[Work item]:
Provide the entries once more, identical in every word.

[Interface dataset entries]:
- - - - -

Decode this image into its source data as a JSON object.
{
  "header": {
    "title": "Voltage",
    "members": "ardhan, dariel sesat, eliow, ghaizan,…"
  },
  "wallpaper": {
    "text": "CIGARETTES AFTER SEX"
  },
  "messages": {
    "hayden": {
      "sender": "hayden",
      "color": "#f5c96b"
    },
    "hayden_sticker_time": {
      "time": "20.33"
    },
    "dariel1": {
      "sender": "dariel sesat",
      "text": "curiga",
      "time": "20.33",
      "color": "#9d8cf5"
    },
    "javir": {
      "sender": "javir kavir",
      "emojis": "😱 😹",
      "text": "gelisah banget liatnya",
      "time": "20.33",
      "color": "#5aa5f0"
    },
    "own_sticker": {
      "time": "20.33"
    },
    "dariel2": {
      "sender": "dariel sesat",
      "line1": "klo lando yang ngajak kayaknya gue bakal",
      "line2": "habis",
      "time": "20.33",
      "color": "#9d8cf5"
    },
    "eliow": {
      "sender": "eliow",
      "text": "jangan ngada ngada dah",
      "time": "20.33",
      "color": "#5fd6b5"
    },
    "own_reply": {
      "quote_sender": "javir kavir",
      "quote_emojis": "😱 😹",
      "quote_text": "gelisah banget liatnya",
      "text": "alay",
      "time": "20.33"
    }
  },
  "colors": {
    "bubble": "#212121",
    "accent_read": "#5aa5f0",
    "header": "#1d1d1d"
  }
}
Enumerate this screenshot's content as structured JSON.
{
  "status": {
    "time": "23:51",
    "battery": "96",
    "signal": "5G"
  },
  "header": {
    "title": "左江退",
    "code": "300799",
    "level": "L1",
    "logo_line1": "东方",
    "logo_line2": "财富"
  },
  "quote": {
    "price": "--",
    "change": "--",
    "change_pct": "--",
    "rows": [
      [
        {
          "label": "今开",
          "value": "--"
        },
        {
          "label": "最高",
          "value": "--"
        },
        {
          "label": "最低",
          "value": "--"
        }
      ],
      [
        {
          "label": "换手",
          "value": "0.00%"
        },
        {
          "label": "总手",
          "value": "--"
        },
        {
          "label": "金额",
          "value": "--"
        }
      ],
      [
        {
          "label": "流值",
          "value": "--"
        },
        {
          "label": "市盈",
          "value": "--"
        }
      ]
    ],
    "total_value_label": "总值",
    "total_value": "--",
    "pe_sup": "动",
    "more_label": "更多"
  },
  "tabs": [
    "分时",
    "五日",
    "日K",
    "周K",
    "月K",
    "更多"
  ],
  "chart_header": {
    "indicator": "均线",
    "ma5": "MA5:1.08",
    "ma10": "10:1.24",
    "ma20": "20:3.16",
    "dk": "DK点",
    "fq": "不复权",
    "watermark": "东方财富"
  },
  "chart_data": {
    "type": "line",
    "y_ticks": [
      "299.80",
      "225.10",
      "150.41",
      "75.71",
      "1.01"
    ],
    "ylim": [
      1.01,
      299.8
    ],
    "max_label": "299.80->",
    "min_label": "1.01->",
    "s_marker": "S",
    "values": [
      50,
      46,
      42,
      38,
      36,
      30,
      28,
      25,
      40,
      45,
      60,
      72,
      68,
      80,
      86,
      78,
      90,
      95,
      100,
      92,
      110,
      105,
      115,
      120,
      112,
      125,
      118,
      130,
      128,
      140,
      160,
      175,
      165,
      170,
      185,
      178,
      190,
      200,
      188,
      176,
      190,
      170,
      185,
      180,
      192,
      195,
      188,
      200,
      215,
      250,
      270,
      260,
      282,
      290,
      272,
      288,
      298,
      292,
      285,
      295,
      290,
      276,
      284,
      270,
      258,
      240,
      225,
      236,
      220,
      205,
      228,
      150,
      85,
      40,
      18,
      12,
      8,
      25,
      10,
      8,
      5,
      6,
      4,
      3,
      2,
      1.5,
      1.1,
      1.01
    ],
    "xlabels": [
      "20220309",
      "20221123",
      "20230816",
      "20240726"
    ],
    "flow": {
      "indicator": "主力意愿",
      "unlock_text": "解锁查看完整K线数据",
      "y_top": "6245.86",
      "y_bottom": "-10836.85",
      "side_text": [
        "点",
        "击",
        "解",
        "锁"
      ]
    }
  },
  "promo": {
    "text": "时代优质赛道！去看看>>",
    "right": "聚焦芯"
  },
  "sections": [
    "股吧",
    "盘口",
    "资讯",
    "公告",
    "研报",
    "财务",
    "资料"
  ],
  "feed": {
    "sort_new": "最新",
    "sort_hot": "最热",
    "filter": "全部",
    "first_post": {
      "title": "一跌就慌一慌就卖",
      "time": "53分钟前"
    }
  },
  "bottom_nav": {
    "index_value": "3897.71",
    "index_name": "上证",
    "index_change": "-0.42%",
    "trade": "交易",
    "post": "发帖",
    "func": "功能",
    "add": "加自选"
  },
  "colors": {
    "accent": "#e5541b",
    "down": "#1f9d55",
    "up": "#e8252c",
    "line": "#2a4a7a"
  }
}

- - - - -

[Answer section]:
Decode this image into its source data as a JSON object.
{
  "header": {
    "title": "Voltage",
    "members": "ardhan, dariel sesat, eliow, ghaizan,…"
  },
  "wallpaper": {
    "text": "CIGARETTES AFTER SEX"
  },
  "messages": {
    "hayden": {
      "sender": "hayden",
      "color": "#f5c96b"
    },
    "hayden_sticker_time": {
      "time": "20.33"
    },
    "dariel1": {
      "sender": "dariel sesat",
      "text": "curiga",
      "time": "20.33",
      "color": "#9d8cf5"
    },
    "javir": {
      "sender": "javir kavir",
      "emojis": "😱 😹",
      "text": "gelisah banget liatnya",
      "time": "20.33",
      "color": "#5aa5f0"
    },
    "own_sticker": {
      "time": "20.33"
    },
    "dariel2": {
      "sender": "dariel sesat",
      "line1": "klo lando yang ngajak kayaknya gue bakal",
      "line2": "habis",
      "time": "20.33",
      "color": "#9d8cf5"
    },
    "eliow": {
      "sender": "eliow",
      "text": "jangan ngada ngada dah",
      "time": "20.33",
      "color": "#5fd6b5"
    },
    "own_reply": {
      "quote_sender": "javir kavir",
      "quote_emojis": "😱 😹",
      "quote_text": "gelisah banget liatnya",
      "text": "alay",
      "time": "20.33"
    }
  },
  "colors": {
    "bubble": "#212121",
    "accent_read": "#5aa5f0",
    "header": "#1d1d1d"
  }
}
Enumerate this screenshot's content as structured JSON.
{
  "status": {
    "time": "23:51",
    "battery": "96",
    "signal": "5G"
  },
  "header": {
    "title": "左江退",
    "code": "300799",
    "level": "L1",
    "logo_line1": "东方",
    "logo_line2": "财富"
  },
  "quote": {
    "price": "--",
    "change": "--",
    "change_pct": "--",
    "rows": [
      [
        {
          "label": "今开",
          "value": "--"
        },
        {
          "label": "最高",
          "value": "--"
        },
        {
          "label": "最低",
          "value": "--"
        }
      ],
      [
        {
          "label": "换手",
          "value": "0.00%"
        },
        {
          "label": "总手",
          "value": "--"
        },
        {
          "label": "金额",
          "value": "--"
        }
      ],
      [
        {
          "label": "流值",
          "value": "--"
        },
        {
          "label": "市盈",
          "value": "--"
        }
      ]
    ],
    "total_value_label": "总值",
    "total_value": "--",
    "pe_sup": "动",
    "more_label": "更多"
  },
  "tabs": [
    "分时",
    "五日",
    "日K",
    "周K",
    "月K",
    "更多"
  ],
  "chart_header": {
    "indicator": "均线",
    "ma5": "MA5:1.08",
    "ma10": "10:1.24",
    "ma20": "20:3.16",
    "dk": "DK点",
    "fq": "不复权",
    "watermark": "东方财富"
  },
  "chart_data": {
    "type": "line",
    "y_ticks": [
      "299.80",
      "225.10",
      "150.41",
      "75.71",
      "1.01"
    ],
    "ylim": [
      1.01,
      299.8
    ],
    "max_label": "299.80->",
    "min_label": "1.01->",
    "s_marker": "S",
    "values": [
      50,
      46,
      42,
      38,
      36,
      30,
      28,
      25,
      40,
      45,
      60,
      72,
      68,
      80,
      86,
      78,
      90,
      95,
      100,
      92,
      110,
      105,
      115,
      120,
      112,
      125,
      118,
      130,
      128,
      140,
      160,
      175,
      165,
      170,
      185,
      178,
      190,
      200,
      188,
      176,
      190,
      170,
      185,
      180,
      192,
      195,
      188,
      200,
      215,
      250,
      270,
      260,
      282,
      290,
      272,
      288,
      298,
      292,
      285,
      295,
      290,
      276,
      284,
      270,
      258,
      240,
      225,
      236,
      220,
      205,
      228,
      150,
      85,
      40,
      18,
      12,
      8,
      25,
      10,
      8,
      5,
      6,
      4,
      3,
      2,
      1.5,
      1.1,
      1.01
    ],
    "xlabels": [
      "20220309",
      "20221123",
      "20230816",
      "20240726"
    ],
    "flow": {
      "indicator": "主力意愿",
      "unlock_text": "解锁查看完整K线数据",
      "y_top": "6245.86",
      "y_bottom": "-10836.85",
      "side_text": [
        "点",
        "击",
        "解",
        "锁"
      ]
    }
  },
  "promo": {
    "text": "时代优质赛道！去看看>>",
    "right": "聚焦芯"
  },
  "sections": [
    "股吧",
    "盘口",
    "资讯",
    "公告",
    "研报",
    "财务",
    "资料"
  ],
  "feed": {
    "sort_new": "最新",
    "sort_hot": "最热",
    "filter": "全部",
    "first_post": {
      "title": "一跌就慌一慌就卖",
      "time": "53分钟前"
    }
  },
  "bottom_nav": {
    "index_value": "3897.71",
    "index_name": "上证",
    "index_change": "-0.42%",
    "trade": "交易",
    "post": "发帖",
    "func": "功能",
    "add": "加自选"
  },
  "colors": {
    "accent": "#e5541b",
    "down": "#1f9d55",
    "up": "#e8252c",
    "line": "#2a4a7a"
  }
}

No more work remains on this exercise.